I feel so protective of you Greg, even though a lot of the time it feels like you’re the grown up with your own house and partner, and I’m the child renting a room alone in London. In infant school, I remember writing a letter to one of your classmates who had made a mean comment to you – I couldn’t bear the thought of anybody upsetting you (although goodness knows what this person thought of me when (if?) you gave them the letter!). When you fell and cut your hand on the eve of your 21st birthday (definitely no alcohol involved), Mum, Dad and I rushed to pick you up from uni. You looked so sad over Skype, unable to even open your birthday cards with your damaged hand, we rushed out and bought extra birthday presents to bring for you; just wanted to do something to make you feel better. I check your whereabouts on the Find Friends app every day. Yes, I am a complete stalker, but it gives me the peace of mind that you’re going about your day, getting on with your life.
People say I’m a positive person, but they clearly haven’t met you Greg, because you’re the most positive person I know. You joke that even your blood type supports your mantra: ‘B positive’. You live by the rule of making somebody laugh every day, and I doubt you’ve ever failed, and I doubt it’s ever just one person (even if half the time the quota is filled by Hazel, who adores you so much). You’re one of the most relaxed people I know (which yes, does drive me absolutely crazy sometimes); friendly with everybody you meet, and rarely stressed – unless there’s some sort of DIY disaster, a regular occurrence when you and Dad get together (which never fails to make me smile – no matter how annoying that smashed window or cracked tile is for you). I love how you have inherited Dad’s love of making things; how you two sit and methodically work out a problem together.

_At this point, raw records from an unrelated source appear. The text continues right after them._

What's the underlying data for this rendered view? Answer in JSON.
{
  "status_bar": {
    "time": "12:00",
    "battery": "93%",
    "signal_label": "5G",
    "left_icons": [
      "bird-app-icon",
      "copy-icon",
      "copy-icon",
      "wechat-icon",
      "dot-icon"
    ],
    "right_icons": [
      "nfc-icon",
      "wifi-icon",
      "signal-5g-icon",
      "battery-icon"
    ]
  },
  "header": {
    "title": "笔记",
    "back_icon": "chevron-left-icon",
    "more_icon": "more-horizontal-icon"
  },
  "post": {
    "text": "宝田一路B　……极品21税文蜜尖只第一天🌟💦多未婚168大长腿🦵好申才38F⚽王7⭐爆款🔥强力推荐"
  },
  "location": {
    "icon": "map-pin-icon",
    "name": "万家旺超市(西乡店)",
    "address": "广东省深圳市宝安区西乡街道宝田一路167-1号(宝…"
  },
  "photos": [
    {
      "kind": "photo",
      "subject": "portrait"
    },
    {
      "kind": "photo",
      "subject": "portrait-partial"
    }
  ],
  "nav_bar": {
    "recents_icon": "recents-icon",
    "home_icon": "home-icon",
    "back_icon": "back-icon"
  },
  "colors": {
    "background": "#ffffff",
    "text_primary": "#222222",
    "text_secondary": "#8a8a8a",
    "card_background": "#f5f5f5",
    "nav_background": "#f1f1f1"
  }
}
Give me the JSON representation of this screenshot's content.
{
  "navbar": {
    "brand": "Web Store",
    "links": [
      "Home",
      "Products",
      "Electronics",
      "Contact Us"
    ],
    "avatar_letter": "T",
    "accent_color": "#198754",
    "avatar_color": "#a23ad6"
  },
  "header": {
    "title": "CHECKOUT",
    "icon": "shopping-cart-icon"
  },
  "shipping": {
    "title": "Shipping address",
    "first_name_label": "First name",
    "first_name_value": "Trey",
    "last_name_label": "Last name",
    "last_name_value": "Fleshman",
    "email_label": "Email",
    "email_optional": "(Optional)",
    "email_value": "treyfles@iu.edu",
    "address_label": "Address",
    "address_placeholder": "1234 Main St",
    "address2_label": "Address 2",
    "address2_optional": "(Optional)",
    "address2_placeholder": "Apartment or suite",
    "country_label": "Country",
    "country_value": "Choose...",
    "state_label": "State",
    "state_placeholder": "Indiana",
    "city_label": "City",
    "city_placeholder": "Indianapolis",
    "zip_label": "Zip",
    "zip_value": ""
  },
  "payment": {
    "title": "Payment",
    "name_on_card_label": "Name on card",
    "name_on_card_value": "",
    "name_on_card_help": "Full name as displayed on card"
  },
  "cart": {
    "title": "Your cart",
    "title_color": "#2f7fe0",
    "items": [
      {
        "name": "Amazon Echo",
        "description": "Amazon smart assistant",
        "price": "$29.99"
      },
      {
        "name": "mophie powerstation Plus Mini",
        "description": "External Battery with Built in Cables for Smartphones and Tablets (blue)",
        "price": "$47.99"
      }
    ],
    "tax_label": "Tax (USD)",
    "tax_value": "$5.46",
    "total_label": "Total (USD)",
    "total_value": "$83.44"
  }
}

You moved back in with Mum and Dad to save for a deposit, but the timing was perfect and I’m so grateful that you were able to be there throughout Mum’s illness; to make her smile, to hold her hand, to play her a new song you thought she’d love, to run up to Sainsburys to find that specific item of food that might not make her nauseous. My heart breaks in two whenever I think of your face on the day Mum died, such an unusual sight to see you so overcome with grief. How we muddled through those first few days I’m not sure, but we stuck together and we managed it.
If there’s ever anything you need to talk about, you can always talk to me. Of course you have Hazel (and I’ve never seen a pair better matched; you have such a wonderful relationship), and you’re normally the one comforting me – your calm, warm voice always makes me feel a little better – but I’ll always be here for you.
Thank you for all the car rides singing our heads off to Mad Caddies or John Mayer or Lethal Bizzle; thank you for all the practical support you give to Dad, for all the laughs that you bring to our family and for your sunny, no frills outlook on the world. Thank you for being all the things a brother should be: caring, practical, frustrating and kind; a friend to everybody, the life and soul of every party. Someone who completely clicks with my sense of humour, who will laugh with me forever at ‘oh, sorry’ or ‘Maybe it’s because I’m a Londoner’: stupid little things that nobody else gets, jokes that we share from a lifetime of laughs. Even when I’m mad at you for being late or disorganised or forgetful, it can’t last for long because you’re such fun to be around. Thank you for being my brother Greg; I’m grateful for you every single day.
All my love,